The Icelandic climate is unreliable. In one day you get all kinds of weather. This is especially common in winter but also in summer.
The weather in Iceland is controlled by high-pressure areas that form over the North Atlantic Ocean and Greenland, as well as depressions that are transmitted by the Gulf Stream. Depressions that form near the United States or Canada can turn into strong winds as they approach Iceland.
Due to the interaction of mountains, sea and air temperature at any given time, all kinds of weather can form, which makes it difficult for meteorologists to predict. Recently, a historic storm was expected, which turned out to be a little less than expected. A few years ago there was a big storm that turned out to be much stronger than expected. In fjords and valleys storm surges can occur which are dangerous. Two years ago there was a very bad weather at this time of year and if I recall correctly it was worse than expected.
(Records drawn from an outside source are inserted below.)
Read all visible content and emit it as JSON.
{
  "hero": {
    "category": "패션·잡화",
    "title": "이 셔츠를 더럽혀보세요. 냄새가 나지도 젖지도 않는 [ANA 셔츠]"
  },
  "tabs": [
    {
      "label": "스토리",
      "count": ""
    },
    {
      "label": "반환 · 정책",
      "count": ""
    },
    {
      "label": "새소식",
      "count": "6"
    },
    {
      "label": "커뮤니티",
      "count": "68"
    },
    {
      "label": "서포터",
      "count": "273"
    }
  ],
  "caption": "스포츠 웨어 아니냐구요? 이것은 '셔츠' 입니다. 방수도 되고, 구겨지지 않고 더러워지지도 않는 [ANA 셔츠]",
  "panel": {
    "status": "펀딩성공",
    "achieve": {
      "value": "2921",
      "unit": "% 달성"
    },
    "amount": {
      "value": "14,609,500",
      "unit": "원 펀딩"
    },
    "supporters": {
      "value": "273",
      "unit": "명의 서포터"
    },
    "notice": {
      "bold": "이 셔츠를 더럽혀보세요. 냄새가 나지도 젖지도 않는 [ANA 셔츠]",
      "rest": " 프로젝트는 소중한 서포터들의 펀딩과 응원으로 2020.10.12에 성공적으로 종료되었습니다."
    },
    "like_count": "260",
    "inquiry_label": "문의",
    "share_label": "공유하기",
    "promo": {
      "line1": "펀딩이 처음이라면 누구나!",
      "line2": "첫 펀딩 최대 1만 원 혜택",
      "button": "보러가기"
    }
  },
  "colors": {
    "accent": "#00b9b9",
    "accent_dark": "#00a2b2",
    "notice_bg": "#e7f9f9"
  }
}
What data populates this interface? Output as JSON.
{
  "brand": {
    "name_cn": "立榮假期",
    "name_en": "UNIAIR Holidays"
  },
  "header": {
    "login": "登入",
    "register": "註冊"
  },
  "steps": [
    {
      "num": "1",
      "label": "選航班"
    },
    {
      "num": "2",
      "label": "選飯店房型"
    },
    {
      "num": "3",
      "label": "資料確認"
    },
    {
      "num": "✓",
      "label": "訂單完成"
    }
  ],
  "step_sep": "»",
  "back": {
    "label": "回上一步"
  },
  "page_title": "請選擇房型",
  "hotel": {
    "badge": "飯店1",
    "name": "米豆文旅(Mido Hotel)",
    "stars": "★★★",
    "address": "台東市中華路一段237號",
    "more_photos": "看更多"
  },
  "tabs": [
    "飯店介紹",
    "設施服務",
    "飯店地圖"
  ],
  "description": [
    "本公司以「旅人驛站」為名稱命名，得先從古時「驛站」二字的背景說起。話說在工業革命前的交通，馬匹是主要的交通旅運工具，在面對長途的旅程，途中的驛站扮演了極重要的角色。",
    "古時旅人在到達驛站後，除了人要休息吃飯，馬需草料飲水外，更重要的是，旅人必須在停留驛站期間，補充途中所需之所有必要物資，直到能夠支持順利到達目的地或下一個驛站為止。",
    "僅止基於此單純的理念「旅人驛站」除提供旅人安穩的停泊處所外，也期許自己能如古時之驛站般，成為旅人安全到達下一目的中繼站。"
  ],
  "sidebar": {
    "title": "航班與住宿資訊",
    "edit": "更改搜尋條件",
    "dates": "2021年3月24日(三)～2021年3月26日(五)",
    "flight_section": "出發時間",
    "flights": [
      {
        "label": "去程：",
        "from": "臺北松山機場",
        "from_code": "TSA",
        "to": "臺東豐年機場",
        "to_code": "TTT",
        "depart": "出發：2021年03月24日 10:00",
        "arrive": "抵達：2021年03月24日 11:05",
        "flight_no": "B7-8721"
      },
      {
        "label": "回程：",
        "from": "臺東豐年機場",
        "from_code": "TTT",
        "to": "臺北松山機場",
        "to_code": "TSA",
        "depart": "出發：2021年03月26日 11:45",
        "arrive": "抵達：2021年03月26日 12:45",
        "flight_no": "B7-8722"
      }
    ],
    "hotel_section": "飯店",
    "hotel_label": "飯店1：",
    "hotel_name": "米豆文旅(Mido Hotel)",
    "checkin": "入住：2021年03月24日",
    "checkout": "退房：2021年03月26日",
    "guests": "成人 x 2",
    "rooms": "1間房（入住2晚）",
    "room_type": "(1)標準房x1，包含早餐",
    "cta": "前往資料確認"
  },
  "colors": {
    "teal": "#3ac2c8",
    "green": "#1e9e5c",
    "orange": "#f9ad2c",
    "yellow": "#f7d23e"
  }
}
Yesterday the weather forecast was such that it should be sunny in the Westfjords until at least noon. But as you can see in the main picture, we saw no sun anywhere but we saw the sparkle in the blue sky. Today it was forecast to be cloudy in the Westfjords but the result is bright sun as can be seen in the picture below. Speaking of unpredictability in Icelandic weather.